The devotional application of Habakkuk’s prophesy is that we should build spiritual watchtowers. When facing overwhelming problems, especially Job-like tragedies that nobody understands, watch and listen in your spiritual watchtower. While watching and listening, Habakkuk wants you to know God welcomes your questions.

While everyone else was looking and listening for the armies of Nebuchadnezzar, Habakkuk watched and listened for God. If we watch and listen for God today the way Habakkuk did, we will discover God is still speaking through men and women of faith.

When Habakkuk looked at his problems and circumstances, he sighed and despaired. When Habakkuk turned to God with his doubts and asked God questions, watching and listening for God’s answers, Habakkuk sang.

When you are overwhelmed with Babylon and Job-type challenges, go up in your spiritual watchtower so that you might:

Watch until you see God working in your life.

Listen until you hear God working in your life.

See, hear, and worship God Who is working in your life.

Like Habakkuk, ask God your questions. In God’s time and God’s own way, God will answer your questions – if you are listening!

Dick Woodward, MBC Old Testament Handbook (p.630-632)


FINDING PEACE IN CHRIST JESUS

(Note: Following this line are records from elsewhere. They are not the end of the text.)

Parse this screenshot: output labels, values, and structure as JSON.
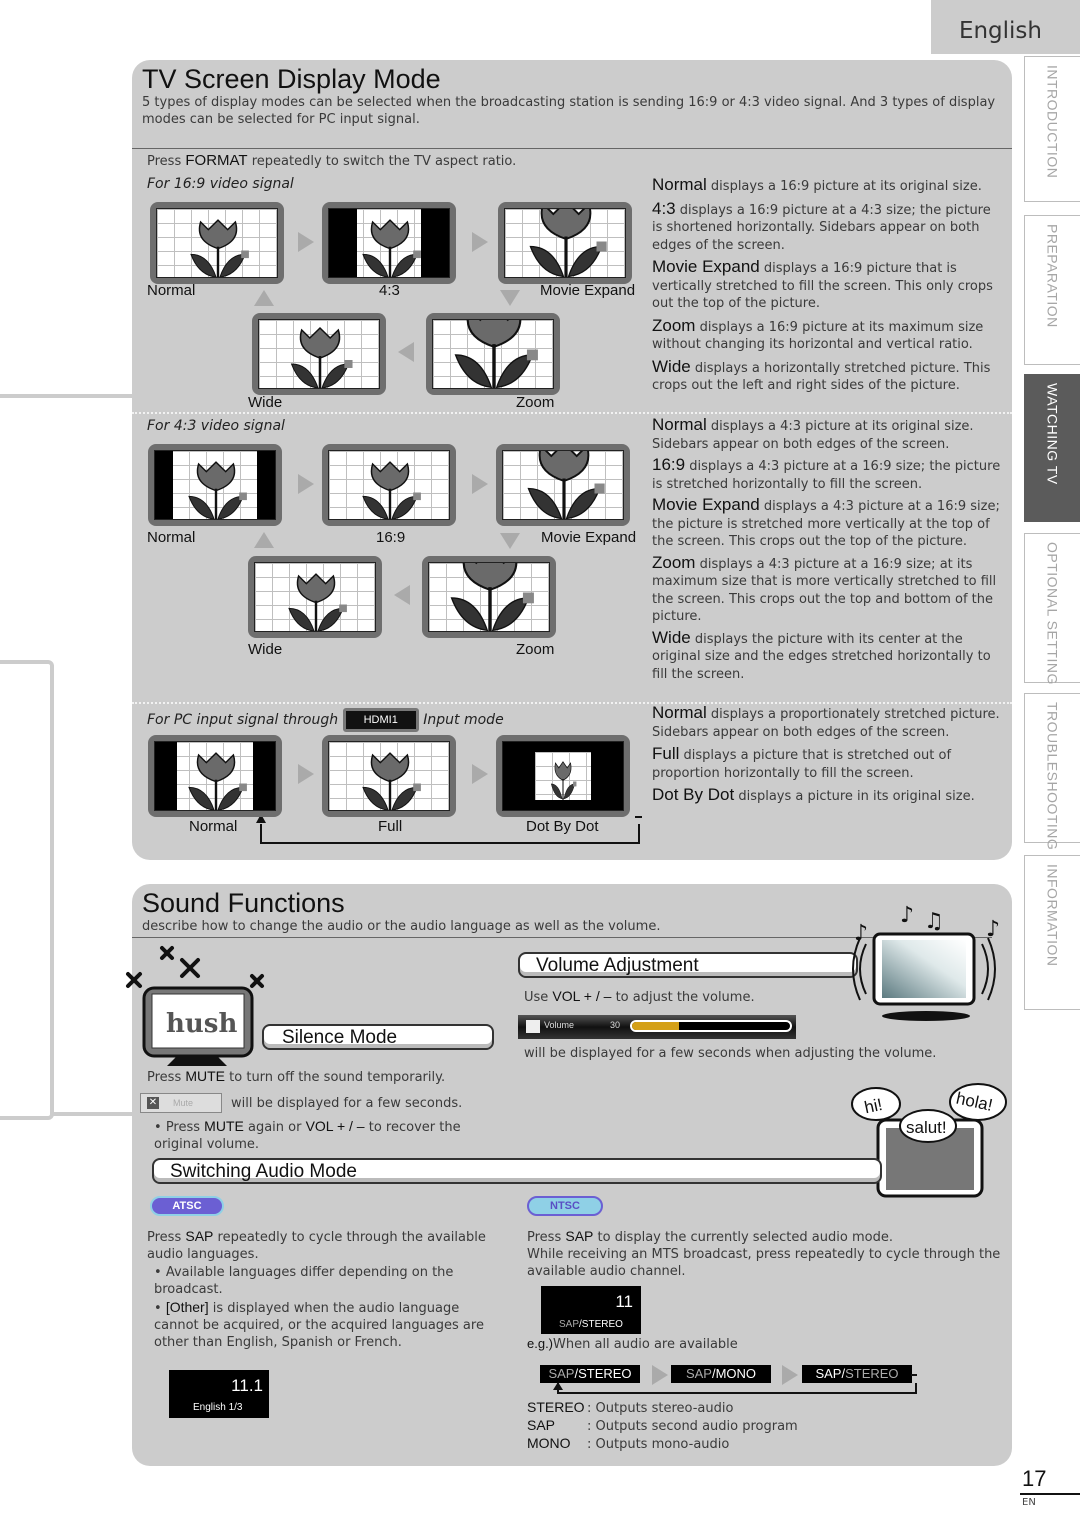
{
  "language_tab": "English",
  "side_tabs": [
    {
      "label": "INTRODUCTION",
      "active": false
    },
    {
      "label": "PREPARATION",
      "active": false
    },
    {
      "label": "WATCHING TV",
      "active": true
    },
    {
      "label": "OPTIONAL SETTING",
      "active": false
    },
    {
      "label": "TROUBLESHOOTING",
      "active": false
    },
    {
      "label": "INFORMATION",
      "active": false
    }
  ],
  "display_mode": {
    "title": "TV Screen Display Mode",
    "intro": "5 types of display modes can be selected when the broadcasting station is sending 16:9 or 4:3 video signal. And 3 types of display modes can be selected for PC input signal.",
    "press_prefix": "Press ",
    "press_key": "FORMAT",
    "press_suffix": " repeatedly to switch the TV aspect ratio.",
    "signal_169": {
      "heading": "For 16:9 video signal",
      "modes": [
        "Normal",
        "4:3",
        "Movie Expand",
        "Zoom",
        "Wide"
      ],
      "descriptions": [
        {
          "term": "Normal",
          "text": " displays a 16:9 picture at its original size."
        },
        {
          "term": "4:3",
          "text": " displays a 16:9 picture at a 4:3 size; the picture is shortened horizontally. Sidebars appear on both edges of the screen."
        },
        {
          "term": "Movie Expand",
          "text": " displays a 16:9 picture that is vertically stretched to fill the screen. This only crops out the top of the picture."
        },
        {
          "term": "Zoom",
          "text": " displays a 16:9 picture at its maximum size without changing its horizontal and vertical ratio."
        },
        {
          "term": "Wide",
          "text": " displays a horizontally stretched picture. This crops out the left and right sides of the picture."
        }
      ]
    },
    "signal_43": {
      "heading": "For 4:3 video signal",
      "modes": [
        "Normal",
        "16:9",
        "Movie Expand",
        "Zoom",
        "Wide"
      ],
      "descriptions": [
        {
          "term": "Normal",
          "text": " displays a 4:3 picture at its original size. Sidebars appear on both edges of the screen."
        },
        {
          "term": "16:9",
          "text": " displays a 4:3 picture at a 16:9 size; the picture is stretched horizontally to fill the screen."
        },
        {
          "term": "Movie Expand",
          "text": " displays a 4:3 picture at a 16:9 size; the picture is stretched more vertically at the top of the screen. This crops out the top of the picture."
        },
        {
          "term": "Zoom",
          "text": " displays a 4:3 picture at a 16:9 size; at its maximum size that is more vertically stretched to fill the screen. This crops out the top and bottom of the picture."
        },
        {
          "term": "Wide",
          "text": " displays the picture with its center at the original size and the edges stretched horizontally to fill the screen."
        }
      ]
    },
    "signal_pc": {
      "heading_prefix": "For PC input signal through",
      "input_badge": "HDMI1",
      "heading_suffix": "Input mode",
      "modes": [
        "Normal",
        "Full",
        "Dot By Dot"
      ],
      "descriptions": [
        {
          "term": "Normal",
          "text": " displays a proportionately stretched picture. Sidebars appear on both edges of the screen."
        },
        {
          "term": "Full",
          "text": " displays a picture that is stretched out of proportion horizontally to fill the screen."
        },
        {
          "term": "Dot By Dot",
          "text": " displays a picture in its original size."
        }
      ]
    }
  },
  "sound": {
    "title": "Sound Functions",
    "intro": "describe how to change the audio or  the audio language as well as the volume.",
    "silence": {
      "heading": "Silence Mode",
      "hush_text": "hush",
      "press_prefix": "Press ",
      "press_key": "MUTE",
      "press_suffix": " to turn off the sound temporarily.",
      "osd_label": "Mute",
      "osd_note": "will be displayed for a few seconds.",
      "bullet_prefix": "Press ",
      "bullet_key1": "MUTE",
      "bullet_mid": " again or ",
      "bullet_key2": "VOL + / –",
      "bullet_suffix": " to recover the original volume."
    },
    "volume": {
      "heading": "Volume Adjustment",
      "use_prefix": "Use ",
      "use_key": "VOL + / –",
      "use_suffix": " to adjust the volume.",
      "osd_label": "Volume",
      "osd_value": "30",
      "level_percent": 30,
      "note": "will be displayed for a few seconds when adjusting the volume."
    },
    "speech_bubbles": [
      "hi!",
      "salut!",
      "hola!"
    ],
    "switching": {
      "heading": "Switching Audio Mode",
      "atsc": {
        "badge": "ATSC",
        "press_prefix": "Press ",
        "press_key": "SAP",
        "press_suffix": " repeatedly to cycle through the available audio languages.",
        "bullets": [
          {
            "key": "",
            "text": "Available languages differ depending on the broadcast."
          },
          {
            "key": "[Other]",
            "text": " is displayed when the audio language cannot be acquired, or the acquired languages are other than English, Spanish or French."
          }
        ],
        "osd_channel": "11.1",
        "osd_language": "English 1/3"
      },
      "ntsc": {
        "badge": "NTSC",
        "press_prefix": "Press ",
        "press_key": "SAP",
        "press_suffix": " to display the currently selected audio mode.",
        "line2": "While receiving an MTS broadcast, press repeatedly to cycle through the available audio channel.",
        "osd_channel": "11",
        "osd_mode_dim": "SAP",
        "osd_mode_sep": "/",
        "osd_mode_bright": "STEREO",
        "eg_prefix": "e.g.)",
        "eg_text": "When all audio are available",
        "cycle": [
          {
            "dim": "SAP",
            "sep": "/",
            "bright": "STEREO",
            "bright_first": false
          },
          {
            "dim": "SAP",
            "sep": "/",
            "bright": "MONO",
            "bright_first": false
          },
          {
            "bright": "SAP",
            "sep": "/",
            "dim": "STEREO",
            "bright_first": true
          }
        ],
        "legend": [
          {
            "term": "STEREO",
            "text": ": Outputs stereo-audio"
          },
          {
            "term": "SAP",
            "text": ": Outputs second audio program"
          },
          {
            "term": "MONO",
            "text": ": Outputs mono-audio"
          }
        ]
      }
    }
  },
  "page": {
    "number": "17",
    "lang_code": "EN"
  }
}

July 16, 2021

The peace of God…will keep constant guard over your hearts and minds as they rest in Christ Jesus. (Philippians 4:7, 12-13)

According to Paul, to attain and maintain the peace of God we must rest in Christ Jesus.

What does it mean to rest in Christ Jesus? What does it mean to be in Christ? Describing the relationship we have with the risen Christ, the authors of the New Testament say it’s to be “in Christ.”  Paul uses this description ninety-seven times in his writings.

According to Jesus, the expression means that we are in union with Him, as a branch is in union with a vine. If we are involved in the work of Jesus, then all day long we are going to be faced with the impossible – things we cannot do – because it’s His work. We can only be vehicles through which Jesus does His work. 

If we think it all depends on us, we lose our peace, big time!

Perhaps the greatest “peace thief” devout disciples of Jesus experience is doing the work of Christ in our own strength. What I call “Four Spiritual Secrets” is the solution to that problem. These Four Secrets are my way of expressing what it means to “rest in Christ Jesus.”

I’m not, but He is.
And I am in Him, and He is in me.
I can’t, but He can.
And I am in Him, and He is in me.
I don’t want to, but He wants to.
And I am in Him, and He is in me.

I didn’t, but He did.
Because I was in Him and He was in me.

Dick Woodward, 01 July 2009


#FAITH: DOING LEADS TO KNOWING

July 13, 2021

“If any man wills to do His will, he shall know concerning the teaching whether it is from God…” (John 7:17)

Jesus gave us a solid principle that shows us how we can know His teaching is the teaching of God. The principle is this: If anyone wills to do, that person will know

For millennia those who approach the proposition of faith intellectually have said, “When I know, then I will do.” Their premise has been and remains: “the knowing leads to the doing.” 

Pointing to their temples they say, “Reach me here.” Pointing to their heart, they say, “Then I will follow through here.” They are essentially saying, “Reach me intellectually and then I will commit volitionally.”

Jesus cut through all that when He proclaimed this principle: the doing leads to the knowing. When you commit your will to doing what Jesus teaches then intellectual affirmation will follow. It is only then that you will know the teaching of Jesus is the Word of God and not just the ideas of another great teacher coming down the pike.

When people followed Jesus on His terms He called them “disciples.” A synonym for that word is “apprentice.” An apprentice and a disciple are learning what they’re doing and doing what they’re learning.

As Jesus apprenticed His disciples they discovered that the doing leads to the knowing. Are we applying this principle to our faith as followers of Jesus Christ?

Dick Woodward, Lackey Free Clinic Health Beat, Summer 2009